■ **Data provided**:
* * * *
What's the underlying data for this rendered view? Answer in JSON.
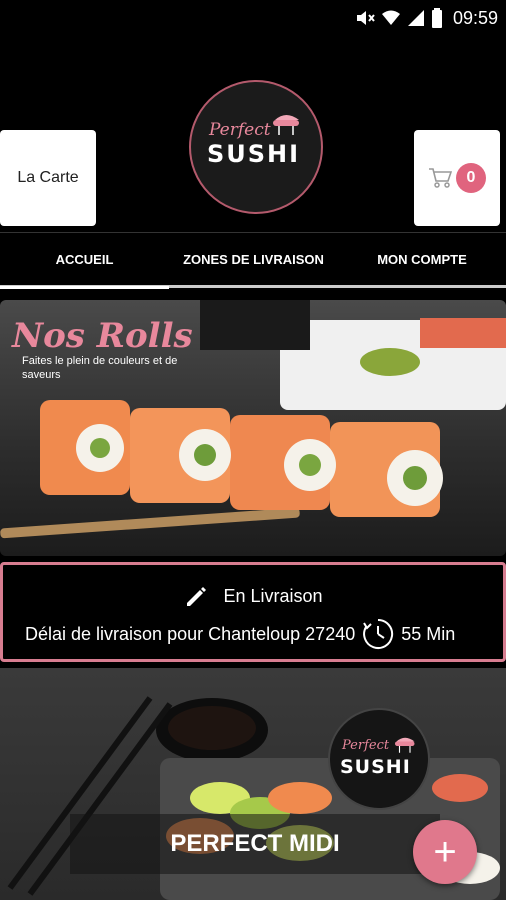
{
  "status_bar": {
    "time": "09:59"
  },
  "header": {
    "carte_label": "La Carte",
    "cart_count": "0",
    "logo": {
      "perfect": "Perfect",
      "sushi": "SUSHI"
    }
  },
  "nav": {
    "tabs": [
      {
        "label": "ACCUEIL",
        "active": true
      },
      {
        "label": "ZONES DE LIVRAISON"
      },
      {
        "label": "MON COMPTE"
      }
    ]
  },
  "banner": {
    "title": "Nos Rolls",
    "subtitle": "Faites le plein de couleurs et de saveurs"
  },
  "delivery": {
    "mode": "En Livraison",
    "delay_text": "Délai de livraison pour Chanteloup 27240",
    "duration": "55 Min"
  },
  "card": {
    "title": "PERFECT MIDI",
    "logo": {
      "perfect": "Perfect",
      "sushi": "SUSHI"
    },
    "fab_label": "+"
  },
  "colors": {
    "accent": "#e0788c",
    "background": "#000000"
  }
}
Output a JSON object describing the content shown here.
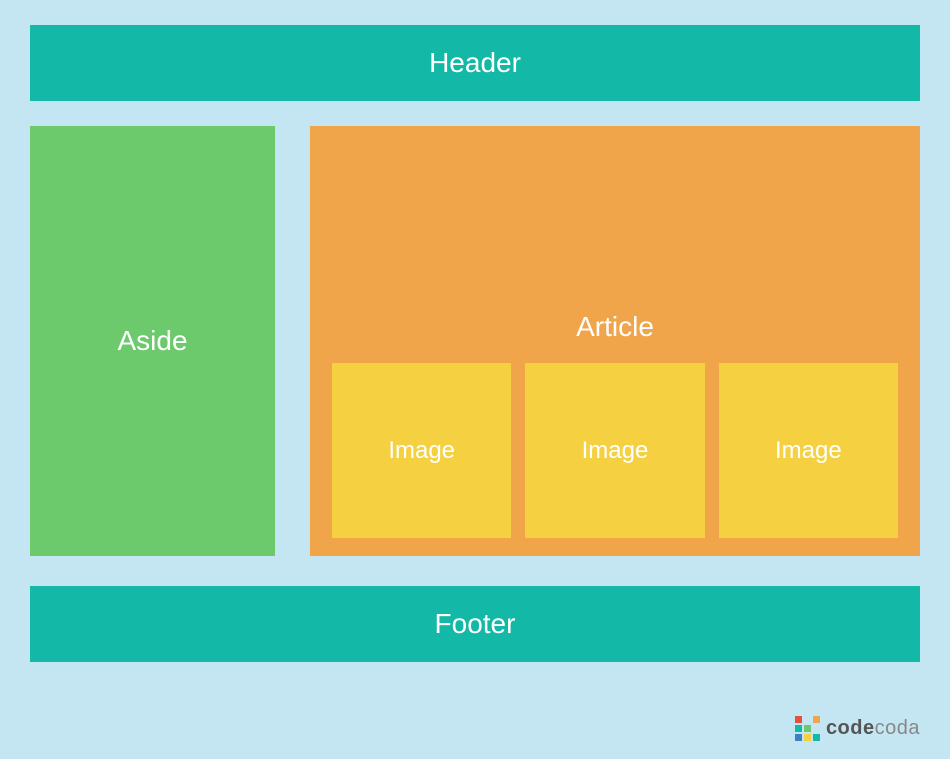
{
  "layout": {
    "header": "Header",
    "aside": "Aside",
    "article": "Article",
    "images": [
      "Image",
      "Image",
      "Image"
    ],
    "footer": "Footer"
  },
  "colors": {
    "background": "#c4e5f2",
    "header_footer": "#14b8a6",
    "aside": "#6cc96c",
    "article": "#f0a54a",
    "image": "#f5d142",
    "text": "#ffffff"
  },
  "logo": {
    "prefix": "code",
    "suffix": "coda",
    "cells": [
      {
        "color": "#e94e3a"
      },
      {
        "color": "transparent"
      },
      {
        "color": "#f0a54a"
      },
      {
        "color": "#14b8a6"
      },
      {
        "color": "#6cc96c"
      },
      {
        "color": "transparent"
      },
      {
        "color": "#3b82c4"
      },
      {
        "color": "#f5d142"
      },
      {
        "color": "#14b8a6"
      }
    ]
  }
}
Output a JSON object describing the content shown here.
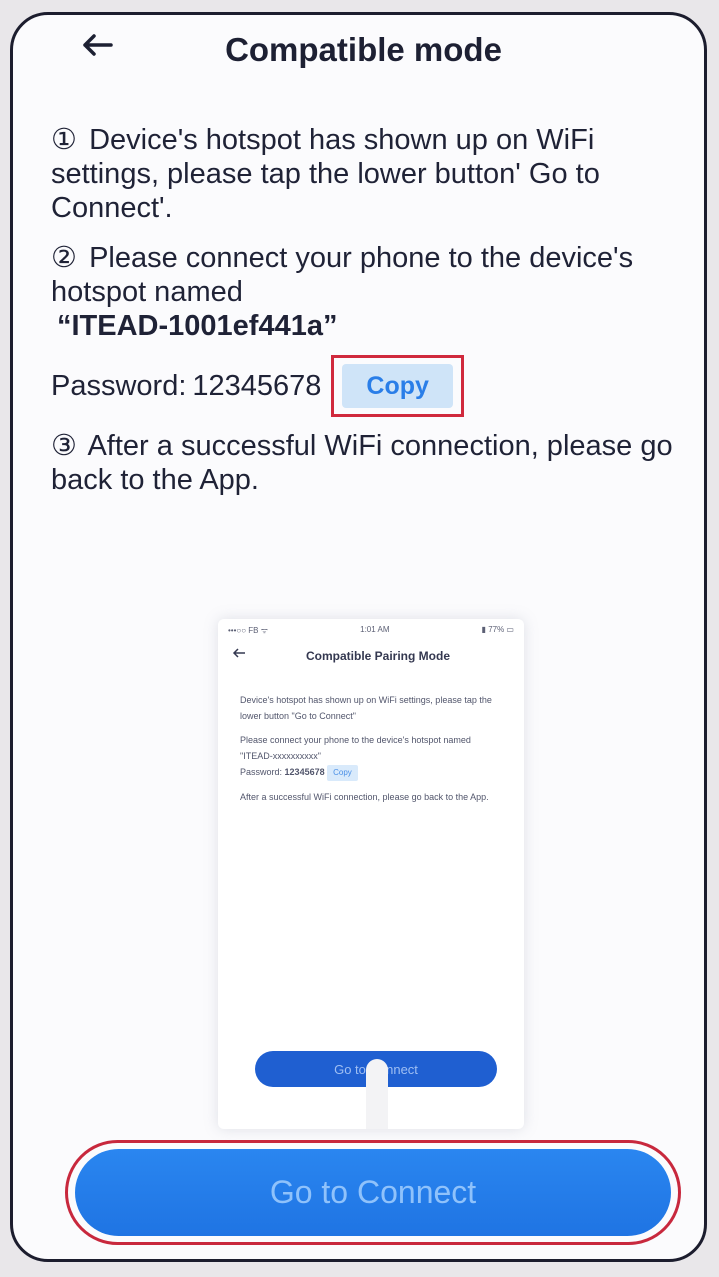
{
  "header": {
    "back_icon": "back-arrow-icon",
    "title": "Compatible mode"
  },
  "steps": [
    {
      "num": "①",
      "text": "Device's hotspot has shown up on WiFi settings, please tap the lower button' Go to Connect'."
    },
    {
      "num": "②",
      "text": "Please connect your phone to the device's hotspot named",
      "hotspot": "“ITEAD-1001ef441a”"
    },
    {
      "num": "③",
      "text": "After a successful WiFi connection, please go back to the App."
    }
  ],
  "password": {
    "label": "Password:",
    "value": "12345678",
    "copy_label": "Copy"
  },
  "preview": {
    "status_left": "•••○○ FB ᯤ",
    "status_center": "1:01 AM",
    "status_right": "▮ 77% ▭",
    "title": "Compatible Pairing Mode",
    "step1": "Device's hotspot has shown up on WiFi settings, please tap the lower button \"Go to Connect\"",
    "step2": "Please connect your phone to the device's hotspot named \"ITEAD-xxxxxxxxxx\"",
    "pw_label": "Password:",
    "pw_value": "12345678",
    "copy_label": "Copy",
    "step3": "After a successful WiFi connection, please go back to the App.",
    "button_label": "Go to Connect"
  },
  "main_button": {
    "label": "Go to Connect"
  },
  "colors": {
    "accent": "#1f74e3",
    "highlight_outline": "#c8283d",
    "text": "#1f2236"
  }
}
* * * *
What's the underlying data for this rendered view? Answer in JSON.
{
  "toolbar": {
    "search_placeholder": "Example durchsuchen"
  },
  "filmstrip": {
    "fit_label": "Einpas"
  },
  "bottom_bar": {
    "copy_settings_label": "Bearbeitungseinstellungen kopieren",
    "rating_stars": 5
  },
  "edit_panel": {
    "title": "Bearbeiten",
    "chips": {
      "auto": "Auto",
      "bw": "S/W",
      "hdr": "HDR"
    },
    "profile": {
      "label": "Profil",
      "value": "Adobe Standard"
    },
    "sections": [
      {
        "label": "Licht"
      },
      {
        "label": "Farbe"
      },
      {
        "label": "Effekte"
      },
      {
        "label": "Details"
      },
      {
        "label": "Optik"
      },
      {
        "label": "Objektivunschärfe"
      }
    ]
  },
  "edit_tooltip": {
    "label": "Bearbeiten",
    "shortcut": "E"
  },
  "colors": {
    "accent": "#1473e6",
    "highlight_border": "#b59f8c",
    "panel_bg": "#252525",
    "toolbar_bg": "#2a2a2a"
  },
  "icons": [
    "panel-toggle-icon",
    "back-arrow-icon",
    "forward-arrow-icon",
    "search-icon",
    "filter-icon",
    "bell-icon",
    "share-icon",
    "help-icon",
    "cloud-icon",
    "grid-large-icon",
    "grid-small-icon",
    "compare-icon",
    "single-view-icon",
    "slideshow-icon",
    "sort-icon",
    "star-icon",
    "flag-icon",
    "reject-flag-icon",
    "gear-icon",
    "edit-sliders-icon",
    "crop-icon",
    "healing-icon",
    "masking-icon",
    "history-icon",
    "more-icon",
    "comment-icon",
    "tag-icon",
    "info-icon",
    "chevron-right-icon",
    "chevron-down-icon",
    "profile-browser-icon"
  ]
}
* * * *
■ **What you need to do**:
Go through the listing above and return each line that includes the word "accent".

■ **Exercise solution**:
    "accent": "#e0788c",
    "accent": "#1f74e3",
    "accent": "#1473e6",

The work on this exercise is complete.